The man accused of firing an assault weapon inside D.C.’s Comet Ping Pong this weekend told the New York Times he wanted to do some good, but went about it the wrong way.
Edgar Maddison Welch did not deny that he drove more than 300 miles from North Carolina to investigate the made up “Pizzagate” conspiracy theory. He said he regrets how he handled it.
A downcast and dejected Welch told the New York Times he went to Comet Ping Pong on Sunday “to do some good and went about it the wrong way.”
The 28-year-old North Carolina man said he drove for hours to take a “closer look” at the restaurant. Having immersed himself in bogus online conspiracy theories, Welch had become increasingly convinced “something nefarious was happening” at the Northwest D.C. pizza joint.
He spent roughly 20 minutes searching the restaurant for child sex victims, armed with a pistol and the assault rifle he fired inside. After he didn’t find any children, he peacefully surrendered to police.
“The intel on this wasn’t 100 percent,” Welch told the Times.
But he remained unconvinced that the fabricated stories that led him to the restaurant are false.
Welch told the newspaper he did not believe in conspiracy theories, then undercut that statement by calling for the 9/11 attacks to be re-examined.
He said he also listens to Alex Jones, the internet radio host who has long trafficked in vulgar conspiracies about the Clintons and sex crimes.
Welch denied using drugs. He has several drug-related arrests.
In the Times 45-minute interview, Welch left the biggest question unanswered: He would not say why he brought and fired an assault rifle in the restaurant if he were only looking for children in trouble.
Despite the political nature of the Pizzagate conspiracy, Welch said he did note vote in the election.

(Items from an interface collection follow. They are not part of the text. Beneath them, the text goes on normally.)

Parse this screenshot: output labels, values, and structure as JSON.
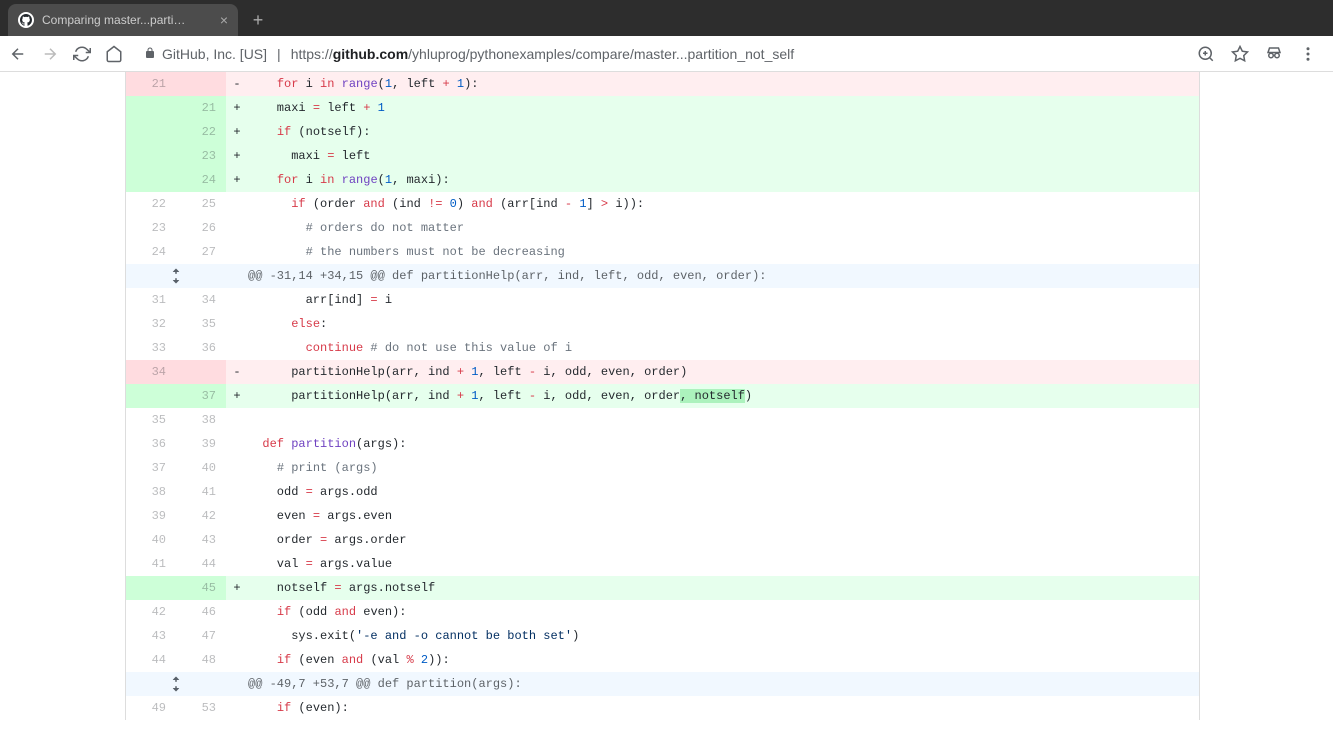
{
  "browser": {
    "tab_title": "Comparing master...parti…",
    "url_security": "GitHub, Inc. [US]",
    "url_scheme": "https://",
    "url_host": "github.com",
    "url_path": "/yhluprog/pythonexamples/compare/master...partition_not_self"
  },
  "diff": {
    "rows": [
      {
        "type": "del",
        "old": "21",
        "new": "",
        "sign": "-",
        "tokens": [
          [
            "",
            "    "
          ],
          [
            "kw",
            "for"
          ],
          [
            "",
            " i "
          ],
          [
            "kw",
            "in"
          ],
          [
            "",
            " "
          ],
          [
            "fn",
            "range"
          ],
          [
            "",
            "("
          ],
          [
            "num",
            "1"
          ],
          [
            "",
            ", left "
          ],
          [
            "op",
            "+"
          ],
          [
            "",
            " "
          ],
          [
            "num",
            "1"
          ],
          [
            "",
            "):"
          ]
        ]
      },
      {
        "type": "add",
        "old": "",
        "new": "21",
        "sign": "+",
        "tokens": [
          [
            "",
            "    maxi "
          ],
          [
            "op",
            "="
          ],
          [
            "",
            " left "
          ],
          [
            "op",
            "+"
          ],
          [
            "",
            " "
          ],
          [
            "num",
            "1"
          ]
        ]
      },
      {
        "type": "add",
        "old": "",
        "new": "22",
        "sign": "+",
        "tokens": [
          [
            "",
            "    "
          ],
          [
            "kw",
            "if"
          ],
          [
            "",
            " (notself):"
          ]
        ]
      },
      {
        "type": "add",
        "old": "",
        "new": "23",
        "sign": "+",
        "tokens": [
          [
            "",
            "      maxi "
          ],
          [
            "op",
            "="
          ],
          [
            "",
            " left"
          ]
        ]
      },
      {
        "type": "add",
        "old": "",
        "new": "24",
        "sign": "+",
        "tokens": [
          [
            "",
            "    "
          ],
          [
            "kw",
            "for"
          ],
          [
            "",
            " i "
          ],
          [
            "kw",
            "in"
          ],
          [
            "",
            " "
          ],
          [
            "fn",
            "range"
          ],
          [
            "",
            "("
          ],
          [
            "num",
            "1"
          ],
          [
            "",
            ", maxi):"
          ]
        ]
      },
      {
        "type": "ctx",
        "old": "22",
        "new": "25",
        "sign": "",
        "tokens": [
          [
            "",
            "      "
          ],
          [
            "kw",
            "if"
          ],
          [
            "",
            " (order "
          ],
          [
            "kw",
            "and"
          ],
          [
            "",
            " (ind "
          ],
          [
            "op",
            "!="
          ],
          [
            "",
            " "
          ],
          [
            "num",
            "0"
          ],
          [
            "",
            ") "
          ],
          [
            "kw",
            "and"
          ],
          [
            "",
            " (arr[ind "
          ],
          [
            "op",
            "-"
          ],
          [
            "",
            " "
          ],
          [
            "num",
            "1"
          ],
          [
            "",
            "] "
          ],
          [
            "op",
            ">"
          ],
          [
            "",
            " i)):"
          ]
        ]
      },
      {
        "type": "ctx",
        "old": "23",
        "new": "26",
        "sign": "",
        "tokens": [
          [
            "",
            "        "
          ],
          [
            "cm",
            "# orders do not matter"
          ]
        ]
      },
      {
        "type": "ctx",
        "old": "24",
        "new": "27",
        "sign": "",
        "tokens": [
          [
            "",
            "        "
          ],
          [
            "cm",
            "# the numbers must not be decreasing"
          ]
        ]
      },
      {
        "type": "hunk",
        "text": "@@ -31,14 +34,15 @@ def partitionHelp(arr, ind, left, odd, even, order):"
      },
      {
        "type": "ctx",
        "old": "31",
        "new": "34",
        "sign": "",
        "tokens": [
          [
            "",
            "        arr[ind] "
          ],
          [
            "op",
            "="
          ],
          [
            "",
            " i"
          ]
        ]
      },
      {
        "type": "ctx",
        "old": "32",
        "new": "35",
        "sign": "",
        "tokens": [
          [
            "",
            "      "
          ],
          [
            "kw",
            "else"
          ],
          [
            "",
            ":"
          ]
        ]
      },
      {
        "type": "ctx",
        "old": "33",
        "new": "36",
        "sign": "",
        "tokens": [
          [
            "",
            "        "
          ],
          [
            "kw",
            "continue"
          ],
          [
            "",
            " "
          ],
          [
            "cm",
            "# do not use this value of i"
          ]
        ]
      },
      {
        "type": "del",
        "old": "34",
        "new": "",
        "sign": "-",
        "tokens": [
          [
            "",
            "      partitionHelp(arr, ind "
          ],
          [
            "op",
            "+"
          ],
          [
            "",
            " "
          ],
          [
            "num",
            "1"
          ],
          [
            "",
            ", left "
          ],
          [
            "op",
            "-"
          ],
          [
            "",
            " i, odd, even, order)"
          ]
        ]
      },
      {
        "type": "add",
        "old": "",
        "new": "37",
        "sign": "+",
        "tokens": [
          [
            "",
            "      partitionHelp(arr, ind "
          ],
          [
            "op",
            "+"
          ],
          [
            "",
            " "
          ],
          [
            "num",
            "1"
          ],
          [
            "",
            ", left "
          ],
          [
            "op",
            "-"
          ],
          [
            "",
            " i, odd, even, order"
          ],
          [
            "hl-add",
            ", notself"
          ],
          [
            "",
            ")"
          ]
        ]
      },
      {
        "type": "ctx",
        "old": "35",
        "new": "38",
        "sign": "",
        "tokens": [
          [
            "",
            ""
          ]
        ]
      },
      {
        "type": "ctx",
        "old": "36",
        "new": "39",
        "sign": "",
        "tokens": [
          [
            "",
            "  "
          ],
          [
            "kw",
            "def"
          ],
          [
            "",
            " "
          ],
          [
            "fn",
            "partition"
          ],
          [
            "",
            "(args):"
          ]
        ]
      },
      {
        "type": "ctx",
        "old": "37",
        "new": "40",
        "sign": "",
        "tokens": [
          [
            "",
            "    "
          ],
          [
            "cm",
            "# print (args)"
          ]
        ]
      },
      {
        "type": "ctx",
        "old": "38",
        "new": "41",
        "sign": "",
        "tokens": [
          [
            "",
            "    odd "
          ],
          [
            "op",
            "="
          ],
          [
            "",
            " args.odd"
          ]
        ]
      },
      {
        "type": "ctx",
        "old": "39",
        "new": "42",
        "sign": "",
        "tokens": [
          [
            "",
            "    even "
          ],
          [
            "op",
            "="
          ],
          [
            "",
            " args.even"
          ]
        ]
      },
      {
        "type": "ctx",
        "old": "40",
        "new": "43",
        "sign": "",
        "tokens": [
          [
            "",
            "    order "
          ],
          [
            "op",
            "="
          ],
          [
            "",
            " args.order"
          ]
        ]
      },
      {
        "type": "ctx",
        "old": "41",
        "new": "44",
        "sign": "",
        "tokens": [
          [
            "",
            "    val "
          ],
          [
            "op",
            "="
          ],
          [
            "",
            " args.value"
          ]
        ]
      },
      {
        "type": "add",
        "old": "",
        "new": "45",
        "sign": "+",
        "tokens": [
          [
            "",
            "    notself "
          ],
          [
            "op",
            "="
          ],
          [
            "",
            " args.notself"
          ]
        ]
      },
      {
        "type": "ctx",
        "old": "42",
        "new": "46",
        "sign": "",
        "tokens": [
          [
            "",
            "    "
          ],
          [
            "kw",
            "if"
          ],
          [
            "",
            " (odd "
          ],
          [
            "kw",
            "and"
          ],
          [
            "",
            " even):"
          ]
        ]
      },
      {
        "type": "ctx",
        "old": "43",
        "new": "47",
        "sign": "",
        "tokens": [
          [
            "",
            "      sys.exit("
          ],
          [
            "st",
            "'-e and -o cannot be both set'"
          ],
          [
            "",
            ")"
          ]
        ]
      },
      {
        "type": "ctx",
        "old": "44",
        "new": "48",
        "sign": "",
        "tokens": [
          [
            "",
            "    "
          ],
          [
            "kw",
            "if"
          ],
          [
            "",
            " (even "
          ],
          [
            "kw",
            "and"
          ],
          [
            "",
            " (val "
          ],
          [
            "op",
            "%"
          ],
          [
            "",
            " "
          ],
          [
            "num",
            "2"
          ],
          [
            "",
            ")):"
          ]
        ]
      },
      {
        "type": "hunk",
        "text": "@@ -49,7 +53,7 @@ def partition(args):"
      },
      {
        "type": "ctx",
        "old": "49",
        "new": "53",
        "sign": "",
        "tokens": [
          [
            "",
            "    "
          ],
          [
            "kw",
            "if"
          ],
          [
            "",
            " (even):"
          ]
        ]
      }
    ]
  }
}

His attorney did not return requests for comment about the interview. Welch will be back in court Thursday.